The party has pledged to support a regulated market within the UK, based on existing models in the US and Canada, which will include a “robust” approach on licensing.

There will also be legal protections surrounding potency levels, and only permitting licensed premises to sell the drug to adults over the age of 18.

To counteract harms of drug use, the Lib Dems have also pledged to move away from the criminalisation of drug users, encouraging users to go into treatment and for civil penalties to be enforced instead of imprisonment.

Liberal Democrats leader Jo Swinson campaigning in Bermondsey, England. Photo: Hollie Adams/Getty Images

According to manifesto costings, the government’s income from saving money in regard to police time and duty from sale will amount to £1.5bn by 2024/25.

In a 2018 report, Health Poverty Action said that the legalisation of cannabis could earn the treasury up to £3.5bn.
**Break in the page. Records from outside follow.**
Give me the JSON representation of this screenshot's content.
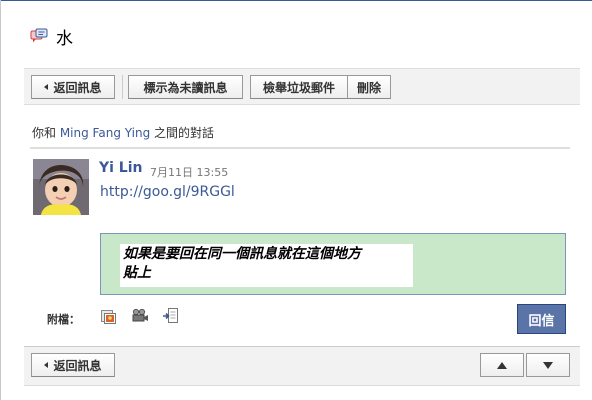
{
  "thread": {
    "title": "水",
    "title_icon": "message-bubbles-icon"
  },
  "toolbar": {
    "back_label": "返回訊息",
    "mark_unread_label": "標示為未讀訊息",
    "report_spam_label": "檢舉垃圾郵件",
    "delete_label": "刪除"
  },
  "conversation": {
    "prefix": "你和 ",
    "participant": "Ming Fang Ying",
    "suffix": " 之間的對話"
  },
  "message": {
    "author": "Yi Lin",
    "timestamp": "7月11日 13:55",
    "body_link": "http://goo.gl/9RGGl"
  },
  "reply": {
    "text_line1": "如果是要回在同一個訊息就在這個地方",
    "text_line2": "貼上",
    "reply_button": "回信",
    "highlight_color": "#c9e7c9"
  },
  "attachments": {
    "label": "附檔：",
    "icons": [
      "photo-icon",
      "video-icon",
      "share-link-icon"
    ]
  },
  "bottom_bar": {
    "back_label": "返回訊息",
    "up_icon": "arrow-up-icon",
    "down_icon": "arrow-down-icon"
  },
  "colors": {
    "brand": "#3b5998",
    "reply_button": "#5b74a8"
  }
}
Uruguay was the first country to legalise Cannabis in 2013. It is also legal in Canada and some states in the US. In the Netherlands, it’s not legalised but decriminalised for personal and medicinal use.

The global cannabis market is thought to be worth $150bn and a Barclays’ European Consumer Staples report from 2018 estimates it will likely be worth $272bn by 2028, according to the Green Fund, a global research and advocacy group with focus on cannabis industry.

In Britain, as in many other countries, deep suspicion and scepticism remains around legalising cannabis.

READ MORE: Why America's legal weed sales could triple in the next five years